Laser message from space
Radio communications from the International Space Station occur at a very low speed, but things could change in the future. On June 5, 2014, a laser modem was launched on the ISS , which repeatedly transmitted to the Earth a video in HD quality with the words “Hello world”.
The laser is clearly visible in the photograph. If the experiment with a laser system called OPALS (Optical Payload for Lasercomm Science) succeeds, it will become a significant upgrade for the ISS. Scientists compare this upgrade to replacing dialup with DSL: speed will increase 10-1000 times, compared to the current one.
True, this is not so simple: to maintain communication, you need to precisely aim the on-board laser at the receiver in the observatory. This despite the fact that the station moves at a speed of 7.6 kilometers per second relative to the earth's surface.
To set up an orbital laser, it was first “illuminated” from the Earth. OPALS turned on its 2.5-watt laser and sent a coded response pulse in the direction of the original signal.
The test transmission on June 5 lasted 148 seconds, and the maximum transfer rate reached 50 Mbps.

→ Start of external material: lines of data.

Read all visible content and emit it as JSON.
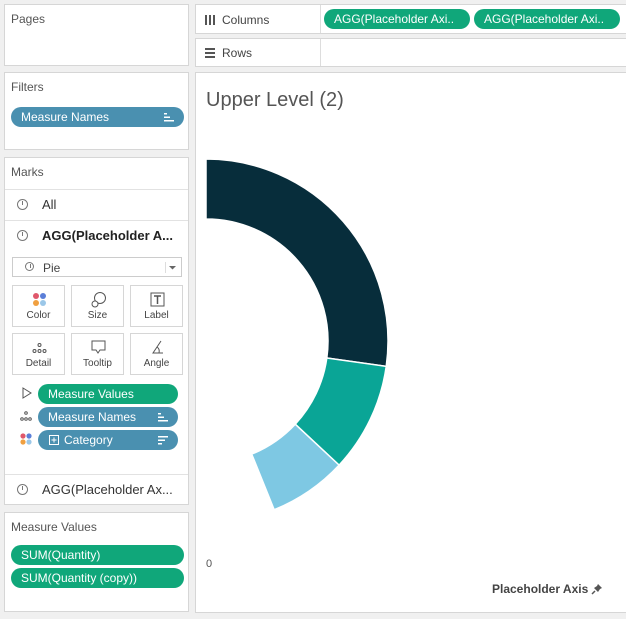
{
  "shelves": {
    "columns_label": "Columns",
    "rows_label": "Rows",
    "columns_pills": [
      "AGG(Placeholder Axi..",
      "AGG(Placeholder Axi.."
    ]
  },
  "pages": {
    "title": "Pages"
  },
  "filters": {
    "title": "Filters",
    "pill": "Measure Names"
  },
  "marks": {
    "title": "Marks",
    "all_label": "All",
    "layer1_label": "AGG(Placeholder A...",
    "mark_type": "Pie",
    "buttons": [
      "Color",
      "Size",
      "Label",
      "Detail",
      "Tooltip",
      "Angle"
    ],
    "fields": [
      "Measure Values",
      "Measure Names",
      "Category"
    ],
    "layer2_label": "AGG(Placeholder Ax..."
  },
  "measure_values": {
    "title": "Measure Values",
    "pills": [
      "SUM(Quantity)",
      "SUM(Quantity (copy))"
    ]
  },
  "view": {
    "title": "Upper Level (2)",
    "axis_zero": "0",
    "axis_title": "Placeholder Axis"
  },
  "chart_data": {
    "type": "pie",
    "categories": [
      "",
      "",
      ""
    ],
    "values": [
      50,
      17,
      12
    ],
    "colors": [
      "#072d3b",
      "#0aa596",
      "#7ec8e3"
    ],
    "title": "Upper Level (2)",
    "xlabel": "Placeholder Axis"
  },
  "colors": {
    "green_pill": "#10a77a",
    "blue_pill": "#4a90b0"
  }
}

One video was copied in 3.5 seconds, although a regular radio modem would transmit it for 10 minutes.
For all 148 seconds of transmission, OPALS successfully held the sight without deflecting the laser beam by more than 0.01 °.
It is also worth noting that OPALS delivered the Space-X Dragon private cargo ship to the ISS in the spring of 2014.
Private spaceships, laser communications in space - maybe we are in the future?